(Records contained in a dataset)
□ □ □ □ □ □ □
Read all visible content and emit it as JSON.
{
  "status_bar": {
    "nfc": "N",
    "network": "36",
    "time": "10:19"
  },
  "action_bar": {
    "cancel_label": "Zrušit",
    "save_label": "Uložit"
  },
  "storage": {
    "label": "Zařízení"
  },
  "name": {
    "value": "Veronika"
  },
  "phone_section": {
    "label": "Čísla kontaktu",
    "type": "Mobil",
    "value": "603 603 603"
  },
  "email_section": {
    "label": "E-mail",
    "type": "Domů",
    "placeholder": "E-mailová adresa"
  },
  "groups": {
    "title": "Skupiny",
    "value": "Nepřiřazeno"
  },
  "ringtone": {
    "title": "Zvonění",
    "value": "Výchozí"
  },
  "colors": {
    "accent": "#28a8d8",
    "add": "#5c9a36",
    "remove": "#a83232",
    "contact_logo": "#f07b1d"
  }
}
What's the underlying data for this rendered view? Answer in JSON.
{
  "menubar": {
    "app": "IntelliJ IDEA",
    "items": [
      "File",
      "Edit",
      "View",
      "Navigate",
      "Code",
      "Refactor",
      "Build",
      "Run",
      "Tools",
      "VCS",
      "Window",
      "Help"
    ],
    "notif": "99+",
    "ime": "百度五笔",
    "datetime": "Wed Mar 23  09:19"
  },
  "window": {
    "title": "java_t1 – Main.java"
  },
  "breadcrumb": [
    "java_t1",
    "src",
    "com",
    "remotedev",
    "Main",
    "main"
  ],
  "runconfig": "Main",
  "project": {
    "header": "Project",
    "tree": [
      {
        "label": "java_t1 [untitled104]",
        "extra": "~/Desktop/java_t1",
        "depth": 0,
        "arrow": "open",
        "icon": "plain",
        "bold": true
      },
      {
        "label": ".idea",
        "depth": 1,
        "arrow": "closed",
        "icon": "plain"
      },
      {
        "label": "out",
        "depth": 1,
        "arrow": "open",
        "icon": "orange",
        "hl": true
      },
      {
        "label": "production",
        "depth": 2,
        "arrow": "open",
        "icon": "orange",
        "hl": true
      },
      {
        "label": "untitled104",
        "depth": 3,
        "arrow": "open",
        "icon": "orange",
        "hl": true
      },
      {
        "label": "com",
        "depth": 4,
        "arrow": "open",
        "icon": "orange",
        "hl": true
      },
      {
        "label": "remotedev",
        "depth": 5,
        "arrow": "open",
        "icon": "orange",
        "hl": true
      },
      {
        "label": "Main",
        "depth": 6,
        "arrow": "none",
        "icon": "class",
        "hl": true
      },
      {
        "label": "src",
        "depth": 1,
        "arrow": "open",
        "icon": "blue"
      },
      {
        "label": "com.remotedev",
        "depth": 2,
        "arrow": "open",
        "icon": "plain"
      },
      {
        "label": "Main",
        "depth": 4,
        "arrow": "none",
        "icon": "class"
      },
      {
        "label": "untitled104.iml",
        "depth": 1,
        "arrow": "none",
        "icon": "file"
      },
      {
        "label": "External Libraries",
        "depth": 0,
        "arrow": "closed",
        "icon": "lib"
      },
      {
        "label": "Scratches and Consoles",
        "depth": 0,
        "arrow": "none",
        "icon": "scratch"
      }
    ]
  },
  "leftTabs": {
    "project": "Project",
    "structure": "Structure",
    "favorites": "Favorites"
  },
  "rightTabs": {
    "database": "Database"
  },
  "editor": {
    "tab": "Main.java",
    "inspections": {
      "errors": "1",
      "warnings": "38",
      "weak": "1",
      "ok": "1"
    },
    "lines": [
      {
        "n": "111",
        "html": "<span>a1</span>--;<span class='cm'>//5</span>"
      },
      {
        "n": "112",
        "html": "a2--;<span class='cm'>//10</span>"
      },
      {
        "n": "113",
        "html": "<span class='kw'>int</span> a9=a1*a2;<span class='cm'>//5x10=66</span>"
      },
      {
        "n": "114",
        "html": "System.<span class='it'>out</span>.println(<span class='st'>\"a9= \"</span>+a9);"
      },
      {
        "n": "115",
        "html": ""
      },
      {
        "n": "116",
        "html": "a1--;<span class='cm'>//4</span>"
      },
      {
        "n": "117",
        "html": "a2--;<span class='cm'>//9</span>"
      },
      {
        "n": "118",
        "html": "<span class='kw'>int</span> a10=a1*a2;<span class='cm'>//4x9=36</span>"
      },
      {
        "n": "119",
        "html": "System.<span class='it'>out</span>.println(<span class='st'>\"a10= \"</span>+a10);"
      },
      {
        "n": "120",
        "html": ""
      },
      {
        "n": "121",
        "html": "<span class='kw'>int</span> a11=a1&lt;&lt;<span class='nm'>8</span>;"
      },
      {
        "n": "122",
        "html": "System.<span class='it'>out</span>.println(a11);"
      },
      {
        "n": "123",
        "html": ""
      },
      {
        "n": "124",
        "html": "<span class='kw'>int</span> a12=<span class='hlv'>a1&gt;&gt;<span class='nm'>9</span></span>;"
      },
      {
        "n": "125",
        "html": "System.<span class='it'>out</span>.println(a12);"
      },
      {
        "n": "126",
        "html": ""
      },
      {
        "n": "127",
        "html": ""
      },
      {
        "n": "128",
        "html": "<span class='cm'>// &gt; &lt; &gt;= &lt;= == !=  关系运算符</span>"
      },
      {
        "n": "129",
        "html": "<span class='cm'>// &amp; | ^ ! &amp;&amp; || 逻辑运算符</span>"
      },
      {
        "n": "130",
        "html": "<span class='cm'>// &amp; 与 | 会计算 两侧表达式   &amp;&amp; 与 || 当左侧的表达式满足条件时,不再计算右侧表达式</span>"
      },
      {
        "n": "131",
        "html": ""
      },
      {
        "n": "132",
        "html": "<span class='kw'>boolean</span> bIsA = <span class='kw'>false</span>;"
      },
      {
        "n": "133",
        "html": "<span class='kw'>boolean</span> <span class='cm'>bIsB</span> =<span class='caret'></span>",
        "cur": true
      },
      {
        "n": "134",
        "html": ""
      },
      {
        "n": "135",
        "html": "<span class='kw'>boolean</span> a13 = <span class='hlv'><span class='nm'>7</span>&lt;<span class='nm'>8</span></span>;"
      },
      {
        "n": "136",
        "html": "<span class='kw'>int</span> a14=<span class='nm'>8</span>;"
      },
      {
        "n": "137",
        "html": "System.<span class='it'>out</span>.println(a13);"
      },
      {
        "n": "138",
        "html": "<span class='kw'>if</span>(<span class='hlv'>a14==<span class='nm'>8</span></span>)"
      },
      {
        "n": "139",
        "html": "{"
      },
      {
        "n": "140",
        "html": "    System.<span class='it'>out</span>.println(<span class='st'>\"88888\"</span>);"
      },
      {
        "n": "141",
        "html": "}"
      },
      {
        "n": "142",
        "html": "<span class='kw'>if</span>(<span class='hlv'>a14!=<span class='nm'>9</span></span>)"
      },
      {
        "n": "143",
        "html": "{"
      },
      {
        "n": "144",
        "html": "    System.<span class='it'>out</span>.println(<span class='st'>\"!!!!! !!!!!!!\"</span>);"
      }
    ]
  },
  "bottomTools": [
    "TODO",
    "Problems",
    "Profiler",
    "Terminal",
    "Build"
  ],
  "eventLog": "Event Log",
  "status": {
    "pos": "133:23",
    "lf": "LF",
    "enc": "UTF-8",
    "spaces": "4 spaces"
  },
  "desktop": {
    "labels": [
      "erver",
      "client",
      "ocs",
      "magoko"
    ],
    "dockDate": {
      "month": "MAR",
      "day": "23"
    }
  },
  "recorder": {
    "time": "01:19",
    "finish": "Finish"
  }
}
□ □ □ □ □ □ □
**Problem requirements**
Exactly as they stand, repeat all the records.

**Answer to this problem**
Read all visible content and emit it as JSON.
{
  "status_bar": {
    "nfc": "N",
    "network": "36",
    "time": "10:19"
  },
  "action_bar": {
    "cancel_label": "Zrušit",
    "save_label": "Uložit"
  },
  "storage": {
    "label": "Zařízení"
  },
  "name": {
    "value": "Veronika"
  },
  "phone_section": {
    "label": "Čísla kontaktu",
    "type": "Mobil",
    "value": "603 603 603"
  },
  "email_section": {
    "label": "E-mail",
    "type": "Domů",
    "placeholder": "E-mailová adresa"
  },
  "groups": {
    "title": "Skupiny",
    "value": "Nepřiřazeno"
  },
  "ringtone": {
    "title": "Zvonění",
    "value": "Výchozí"
  },
  "colors": {
    "accent": "#28a8d8",
    "add": "#5c9a36",
    "remove": "#a83232",
    "contact_logo": "#f07b1d"
  }
}
What's the underlying data for this rendered view? Answer in JSON.
{
  "menubar": {
    "app": "IntelliJ IDEA",
    "items": [
      "File",
      "Edit",
      "View",
      "Navigate",
      "Code",
      "Refactor",
      "Build",
      "Run",
      "Tools",
      "VCS",
      "Window",
      "Help"
    ],
    "notif": "99+",
    "ime": "百度五笔",
    "datetime": "Wed Mar 23  09:19"
  },
  "window": {
    "title": "java_t1 – Main.java"
  },
  "breadcrumb": [
    "java_t1",
    "src",
    "com",
    "remotedev",
    "Main",
    "main"
  ],
  "runconfig": "Main",
  "project": {
    "header": "Project",
    "tree": [
      {
        "label": "java_t1 [untitled104]",
        "extra": "~/Desktop/java_t1",
        "depth": 0,
        "arrow": "open",
        "icon": "plain",
        "bold": true
      },
      {
        "label": ".idea",
        "depth": 1,
        "arrow": "closed",
        "icon": "plain"
      },
      {
        "label": "out",
        "depth": 1,
        "arrow": "open",
        "icon": "orange",
        "hl": true
      },
      {
        "label": "production",
        "depth": 2,
        "arrow": "open",
        "icon": "orange",
        "hl": true
      },
      {
        "label": "untitled104",
        "depth": 3,
        "arrow": "open",
        "icon": "orange",
        "hl": true
      },
      {
        "label": "com",
        "depth": 4,
        "arrow": "open",
        "icon": "orange",
        "hl": true
      },
      {
        "label": "remotedev",
        "depth": 5,
        "arrow": "open",
        "icon": "orange",
        "hl": true
      },
      {
        "label": "Main",
        "depth": 6,
        "arrow": "none",
        "icon": "class",
        "hl": true
      },
      {
        "label": "src",
        "depth": 1,
        "arrow": "open",
        "icon": "blue"
      },
      {
        "label": "com.remotedev",
        "depth": 2,
        "arrow": "open",
        "icon": "plain"
      },
      {
        "label": "Main",
        "depth": 4,
        "arrow": "none",
        "icon": "class"
      },
      {
        "label": "untitled104.iml",
        "depth": 1,
        "arrow": "none",
        "icon": "file"
      },
      {
        "label": "External Libraries",
        "depth": 0,
        "arrow": "closed",
        "icon": "lib"
      },
      {
        "label": "Scratches and Consoles",
        "depth": 0,
        "arrow": "none",
        "icon": "scratch"
      }
    ]
  },
  "leftTabs": {
    "project": "Project",
    "structure": "Structure",
    "favorites": "Favorites"
  },
  "rightTabs": {
    "database": "Database"
  },
  "editor": {
    "tab": "Main.java",
    "inspections": {
      "errors": "1",
      "warnings": "38",
      "weak": "1",
      "ok": "1"
    },
    "lines": [
      {
        "n": "111",
        "html": "<span>a1</span>--;<span class='cm'>//5</span>"
      },
      {
        "n": "112",
        "html": "a2--;<span class='cm'>//10</span>"
      },
      {
        "n": "113",
        "html": "<span class='kw'>int</span> a9=a1*a2;<span class='cm'>//5x10=66</span>"
      },
      {
        "n": "114",
        "html": "System.<span class='it'>out</span>.println(<span class='st'>\"a9= \"</span>+a9);"
      },
      {
        "n": "115",
        "html": ""
      },
      {
        "n": "116",
        "html": "a1--;<span class='cm'>//4</span>"
      },
      {
        "n": "117",
        "html": "a2--;<span class='cm'>//9</span>"
      },
      {
        "n": "118",
        "html": "<span class='kw'>int</span> a10=a1*a2;<span class='cm'>//4x9=36</span>"
      },
      {
        "n": "119",
        "html": "System.<span class='it'>out</span>.println(<span class='st'>\"a10= \"</span>+a10);"
      },
      {
        "n": "120",
        "html": ""
      },
      {
        "n": "121",
        "html": "<span class='kw'>int</span> a11=a1&lt;&lt;<span class='nm'>8</span>;"
      },
      {
        "n": "122",
        "html": "System.<span class='it'>out</span>.println(a11);"
      },
      {
        "n": "123",
        "html": ""
      },
      {
        "n": "124",
        "html": "<span class='kw'>int</span> a12=<span class='hlv'>a1&gt;&gt;<span class='nm'>9</span></span>;"
      },
      {
        "n": "125",
        "html": "System.<span class='it'>out</span>.println(a12);"
      },
      {
        "n": "126",
        "html": ""
      },
      {
        "n": "127",
        "html": ""
      },
      {
        "n": "128",
        "html": "<span class='cm'>// &gt; &lt; &gt;= &lt;= == !=  关系运算符</span>"
      },
      {
        "n": "129",
        "html": "<span class='cm'>// &amp; | ^ ! &amp;&amp; || 逻辑运算符</span>"
      },
      {
        "n": "130",
        "html": "<span class='cm'>// &amp; 与 | 会计算 两侧表达式   &amp;&amp; 与 || 当左侧的表达式满足条件时,不再计算右侧表达式</span>"
      },
      {
        "n": "131",
        "html": ""
      },
      {
        "n": "132",
        "html": "<span class='kw'>boolean</span> bIsA = <span class='kw'>false</span>;"
      },
      {
        "n": "133",
        "html": "<span class='kw'>boolean</span> <span class='cm'>bIsB</span> =<span class='caret'></span>",
        "cur": true
      },
      {
        "n": "134",
        "html": ""
      },
      {
        "n": "135",
        "html": "<span class='kw'>boolean</span> a13 = <span class='hlv'><span class='nm'>7</span>&lt;<span class='nm'>8</span></span>;"
      },
      {
        "n": "136",
        "html": "<span class='kw'>int</span> a14=<span class='nm'>8</span>;"
      },
      {
        "n": "137",
        "html": "System.<span class='it'>out</span>.println(a13);"
      },
      {
        "n": "138",
        "html": "<span class='kw'>if</span>(<span class='hlv'>a14==<span class='nm'>8</span></span>)"
      },
      {
        "n": "139",
        "html": "{"
      },
      {
        "n": "140",
        "html": "    System.<span class='it'>out</span>.println(<span class='st'>\"88888\"</span>);"
      },
      {
        "n": "141",
        "html": "}"
      },
      {
        "n": "142",
        "html": "<span class='kw'>if</span>(<span class='hlv'>a14!=<span class='nm'>9</span></span>)"
      },
      {
        "n": "143",
        "html": "{"
      },
      {
        "n": "144",
        "html": "    System.<span class='it'>out</span>.println(<span class='st'>\"!!!!! !!!!!!!\"</span>);"
      }
    ]
  },
  "bottomTools": [
    "TODO",
    "Problems",
    "Profiler",
    "Terminal",
    "Build"
  ],
  "eventLog": "Event Log",
  "status": {
    "pos": "133:23",
    "lf": "LF",
    "enc": "UTF-8",
    "spaces": "4 spaces"
  },
  "desktop": {
    "labels": [
      "erver",
      "client",
      "ocs",
      "magoko"
    ],
    "dockDate": {
      "month": "MAR",
      "day": "23"
    }
  },
  "recorder": {
    "time": "01:19",
    "finish": "Finish"
  }
}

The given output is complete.